Being produced for dairy company Meggle, the Ofenschnecke is a small puff pastry product filled with a combination of feta cheese and fresh herbs or spinach.

The rolls are packed in thermoformed trays with fill weights of 180 g and 300 g.

When the pastries are packed, product traces may get into the sealing area of the trays.

This can result in leaks, which may cause protective gas to escape and draw in moisture.

In rare cases, external factors can also cause holes in the film.

If such defective packaging is not withheld from distribution, the shelf-life can be significantly reduced and the product appearance can suffer.

The company chose the Ishida AirScan that uses laser technology to detect leaks of carbon dioxide (CO2), which is used in many modified atmosphere packaging (MAP) applications.

The high-performance system checks each individual tray in less than 20 milliseconds for traces of escaping CO2.

It can find holes with a diameter as small as 0.25 mm, at speeds of up to 180 packs per minute.

Users will improve their product quality without any adverse impact on products, as the inspection process does not exert any pressure, unlike conventional inline seal testers, and is therefore completely non-destructive.

The inline system can be integrated into existing packing lines in a few minutes, without requiring any modifications to existing conveyors.

The Ishida AirScan at M-Back has been placed at the end of the packing line, between other control systems and a labeler.

Since its installation, about 3% of packs are identified as having a leak.

These are eliminated using an air reject mechanism and transported to a collection chamber for subsequent repacking.

M-Back’s specification was to reliably identify leaks with a diameter of 0.4mm or above and compliance with this is regularly monitored by inserting a needle of the relevant size into packs and testing them.

“By way of illustration, if you immerse the packs that have been found to be faulty in a water bath, you won’t see any gas coming out,” says head of the packaging department at M-Back Marcel Schwebler.

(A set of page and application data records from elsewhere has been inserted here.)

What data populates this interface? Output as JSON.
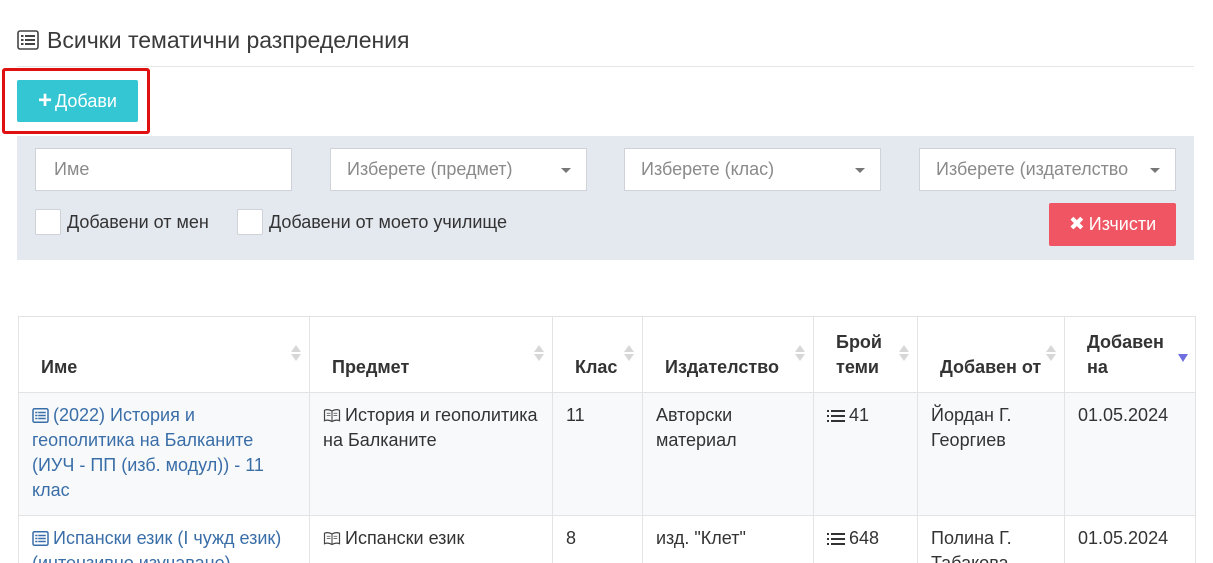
{
  "page": {
    "title": "Всички тематични разпределения"
  },
  "toolbar": {
    "add_label": "Добави"
  },
  "filters": {
    "name_placeholder": "Име",
    "subject_placeholder": "Изберете (предмет)",
    "class_placeholder": "Изберете (клас)",
    "publisher_placeholder": "Изберете (издателство",
    "added_by_me_label": "Добавени от мен",
    "added_by_school_label": "Добавени от моето училище",
    "clear_label": "Изчисти"
  },
  "table": {
    "headers": {
      "name": "Име",
      "subject": "Предмет",
      "class": "Клас",
      "publisher": "Издателство",
      "topics": "Брой теми",
      "added_by": "Добавен от",
      "added_on": "Добавен на"
    },
    "rows": [
      {
        "name": "(2022) История и геополитика на Балканите (ИУЧ - ПП (изб. модул)) - 11 клас",
        "subject": "История и геополитика на Балканите",
        "class": "11",
        "publisher": "Авторски материал",
        "topics": "41",
        "added_by": "Йордан Г. Георгиев",
        "added_on": "01.05.2024"
      },
      {
        "name": "Испански език (I чужд език) (интензивно изучаване)",
        "subject": "Испански език",
        "class": "8",
        "publisher": "изд. \"Клет\"",
        "topics": "648",
        "added_by": "Полина Г. Табакова",
        "added_on": "01.05.2024"
      }
    ]
  },
  "colors": {
    "add_button": "#34c6d3",
    "clear_button": "#ef5562",
    "highlight": "#e01010",
    "link": "#3a6ea8",
    "filter_panel": "#e4e8ef"
  }
}
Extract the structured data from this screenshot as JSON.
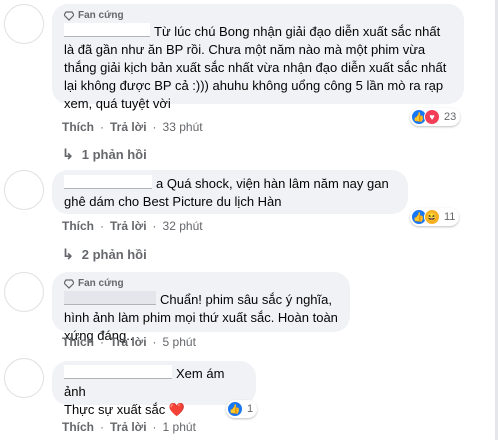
{
  "comments": [
    {
      "badge": "Fan cứng",
      "text": "Từ lúc chú Bong nhận giải đạo diễn xuất sắc nhất là đã gần như ăn BP rồi. Chưa một năm nào mà một phim vừa thắng giải kịch bản xuất sắc nhất vừa nhận đạo diễn xuất sắc nhất lại không được BP cả :))) ahuhu không uổng công 5 lần mò ra rạp xem, quá tuyệt vời",
      "like": "Thích",
      "reply": "Trả lời",
      "time": "33 phút",
      "reaction_count": "23",
      "replies_label": "1 phản hồi"
    },
    {
      "name_fragment": "a",
      "text": "Quá shock, viện hàn lâm năm nay gan ghê dám cho Best Picture du lịch Hàn",
      "like": "Thích",
      "reply": "Trả lời",
      "time": "32 phút",
      "reaction_count": "11",
      "replies_label": "2 phản hồi"
    },
    {
      "badge": "Fan cứng",
      "text": "Chuẩn! phim sâu sắc ý nghĩa, hình ảnh làm phim mọi thứ xuất sắc. Hoàn toàn xứng đáng..",
      "like": "Thích",
      "reply": "Trả lời",
      "time": "5 phút"
    },
    {
      "text_line1": "Xem ám ảnh",
      "text_line2": "Thực sự xuất sắc",
      "like": "Thích",
      "reply": "Trả lời",
      "time": "1 phút",
      "reaction_count": "1"
    }
  ],
  "colors": {
    "like": "#1877f2",
    "love": "#f33e58",
    "haha": "#f7b125",
    "bubble": "#f0f2f5",
    "meta": "#65676b"
  }
}
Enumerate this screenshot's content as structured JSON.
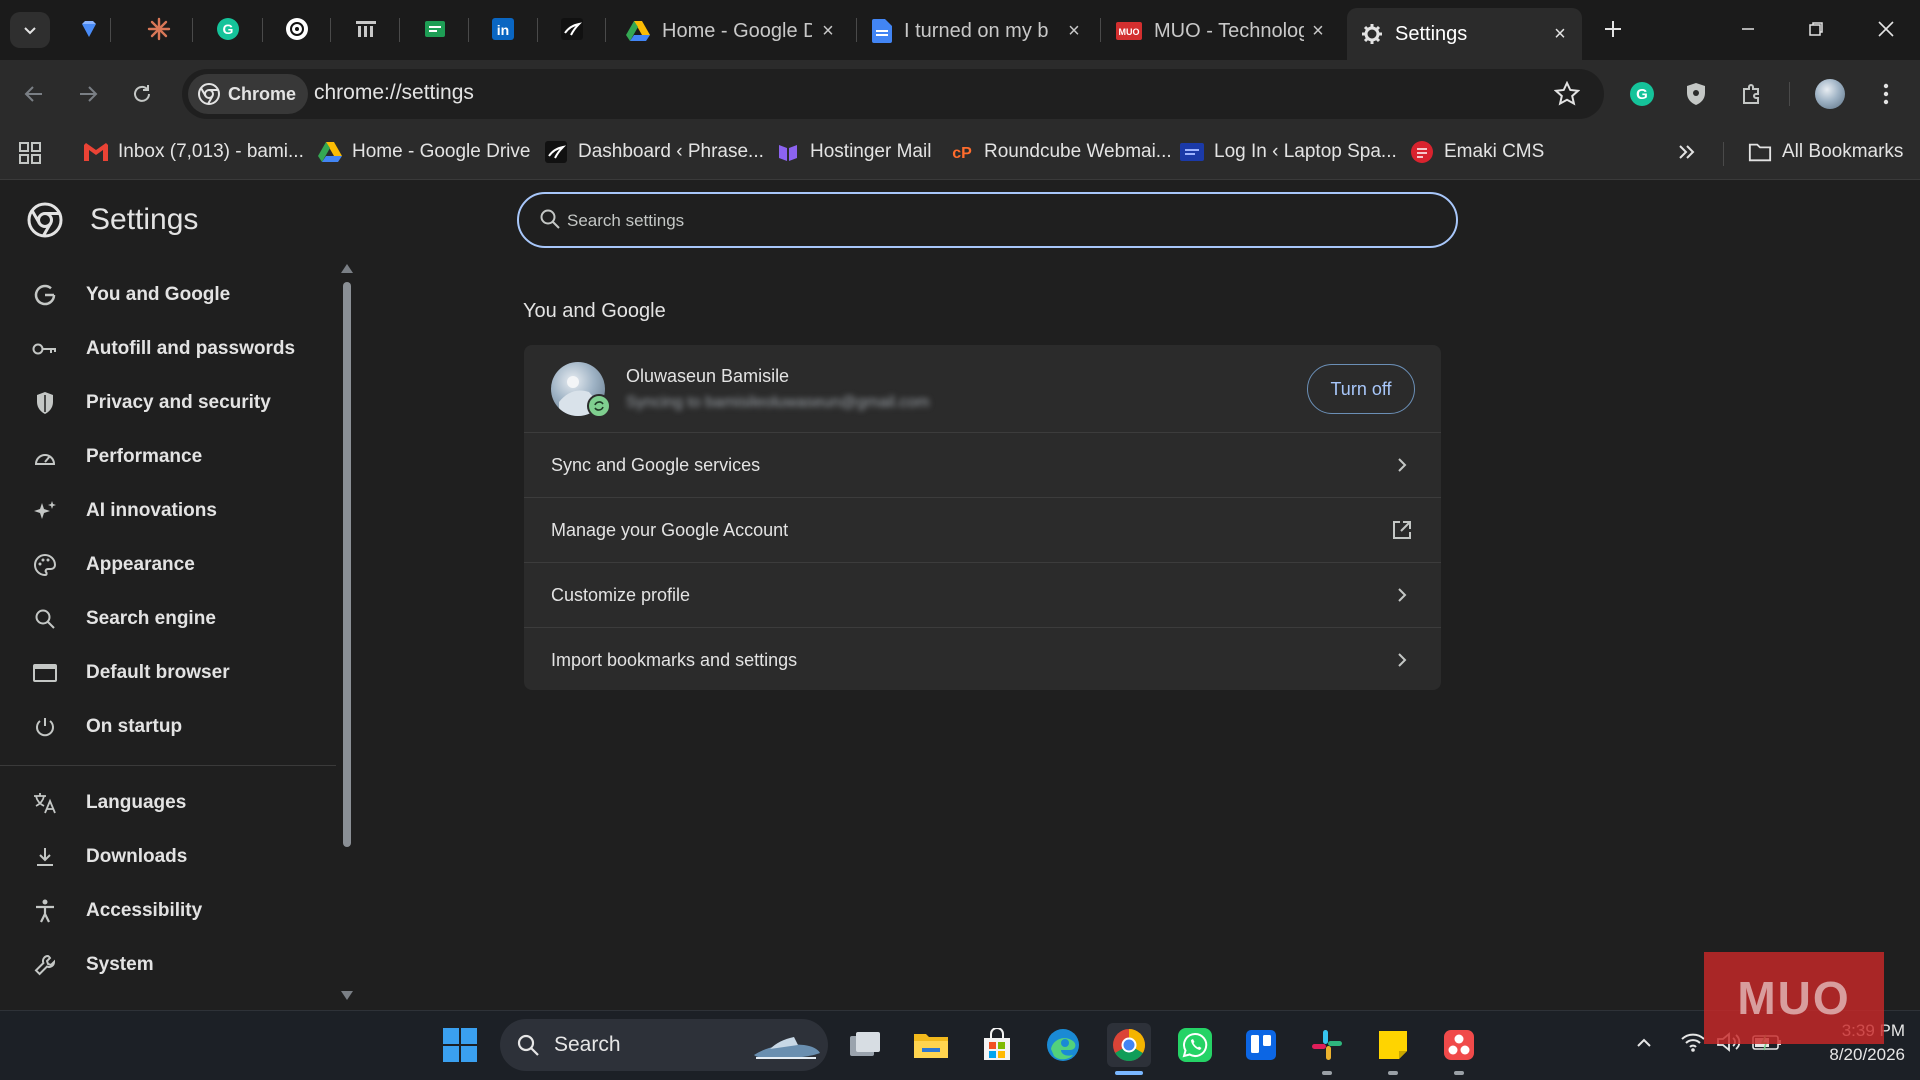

“In a laboratory, however, we can detect changes in the composition of the gas mixture.”

In a two-shift mode, the Ishida AirScan checks 3,500 packs of Ofenschnecken per hour, which equates to a belt speed of 30 m per minute.

The production data collected can be printed out as shift reports.

M-Back also wants to connect the Ishida AirScan system to production analysis software in future.